So I am writing this in a 767 one hour from landing and Dulles airport and the kickoff of my weeklong 7,000 mile DC-LI-NYC-PA-CA holiday swing. I spent the last two weeks cleaning data (which if you have the benefit of not knowing what that is please for the love of god don’t even change that about yourself) in the steamy tropical Dar es Salaam. None of the events encompassed in the previous two sentences are even remotely interesting *but* I spent most of the first two weeks of December in Afar.
The Afar region of Ethiopia is located in the northeast of the country – having exotic and interesting neighbors like Djibouti, Eritrea, and Somalia. The region itself actually lies below sea level in the Afar Depression. It will eventually flood with ocean when continental drift finally tears the Horn completely off from the mainland (though they are pretty safe for the next few millennium). And while I know that I seem to say this with alarming regularity – the people of Afar have a long proud tradition. But seriously though. The skeleton of Lucy was found in Afar. For those of use that aren’t quite sold on the “dinosaur bones are a test of our faith” line of reasoning (which I like to think is the majority of people even if the minority of Republican presidential candidates), that pretty much drops the ace of trump on this particular discussion.
Tradition has it that men are armed to protect the family’s herd – which in one go contains the household’s main food source and entire net worth. And indeed most men wear a long curved ornate sword over their traditional skirts. But the neighborhood has gone downhill since your grandfather’s day – warlords and beardos setting up shop just down the street – that curved sword just isn’t quite the deterrent it once was. But luckily you can buy a Klashnikov for about $75 bucks (of course my male colleagues asked). As such, every male over the age of 16 has an AK-47. And a few clips. (Whereas in many parts of Africa every male of 16 has a gun, but you can be reasonably assured they can’t afford bullets.)

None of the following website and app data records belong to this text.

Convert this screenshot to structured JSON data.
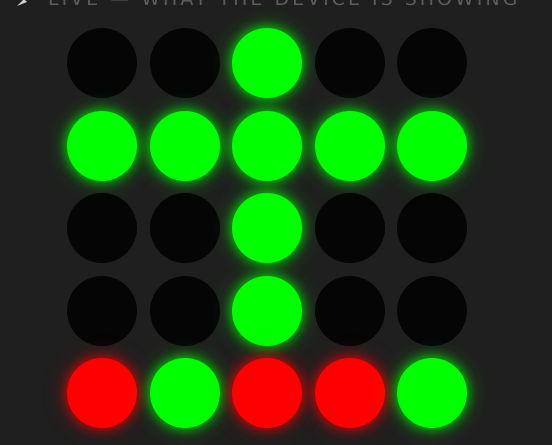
{
  "header": {
    "title": "LIVE — WHAT THE DEVICE IS SHOWING",
    "icon": "broadcast-icon"
  },
  "colors": {
    "background": "#1f1f1f",
    "led_off": "#050505",
    "green": "#00ff00",
    "red": "#ff0000",
    "header_text": "#5c5c5c"
  },
  "matrix": {
    "rows": [
      [
        "off",
        "off",
        "green",
        "off",
        "off"
      ],
      [
        "green",
        "green",
        "green",
        "green",
        "green"
      ],
      [
        "off",
        "off",
        "green",
        "off",
        "off"
      ],
      [
        "off",
        "off",
        "green",
        "off",
        "off"
      ],
      [
        "red",
        "green",
        "red",
        "red",
        "green"
      ]
    ]
  }
}
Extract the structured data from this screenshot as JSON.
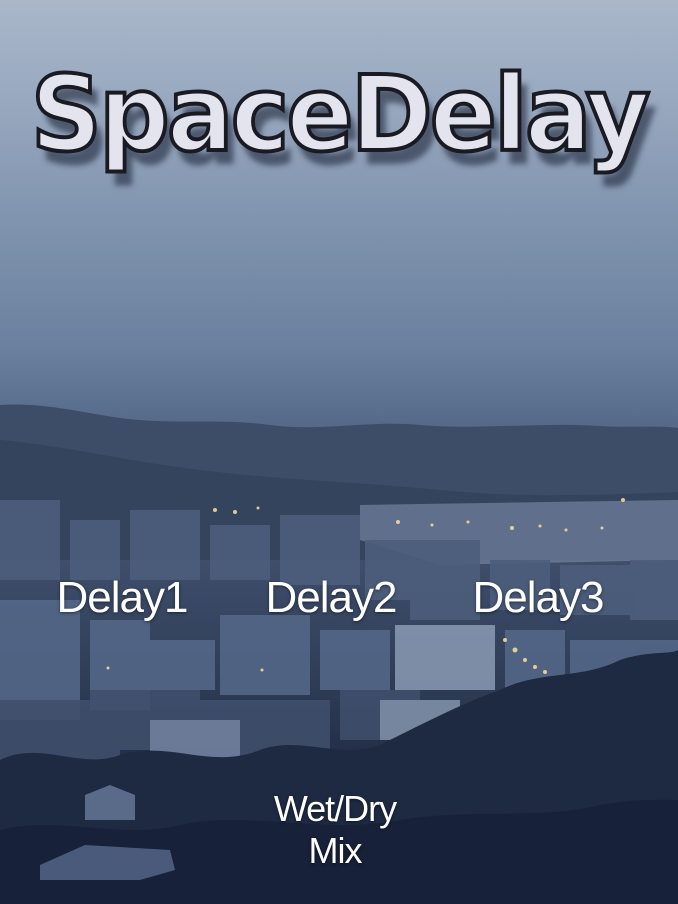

Also, when you first cruise into “town” you notice there is a surprising amount of green being sold despite the surrounding territory having the fertility of southeastern Mars. Then you realize this isn’t vitamin rich spinach for the kiddies. It is qat. Qat is a cross between chewing tobacco and LSD – giving you a nice little mildly hallucinogenic buzz. So the basic rule of working up here is that you want to get up really early if you want to do anything – because by noon it will both be too hot and everyone will be too stoned to get much else done.
Other than that – just spent my week following a henna headed local guide with his Klashnikov over his shoulders – through the sand – sweating like a goat (no pigs allowed in Afar) in the sun under my long skirt and head scarf. Then kicking back in my little dung-constructed room in the UN guesthouse (which nonetheless had an air conditioner fully capable of commercial meat storage), eating eggs, drinking warm bottled water, cursing the irony of mosquitoes in the desert, smoking cigarettes, and getting ready to do it all again the next day. The funny thing about this is that it was all my idea. It was me that proposed we test out a new methodology for counting nomads and their herds in Africa. It was me that wrote all the grant proposals. Me that secured the funding and planned the trip. What the hell was I thinking? Next grant proposal is going to be to count traditional surfers in the Solomon Islands.
Happy holidays everyone.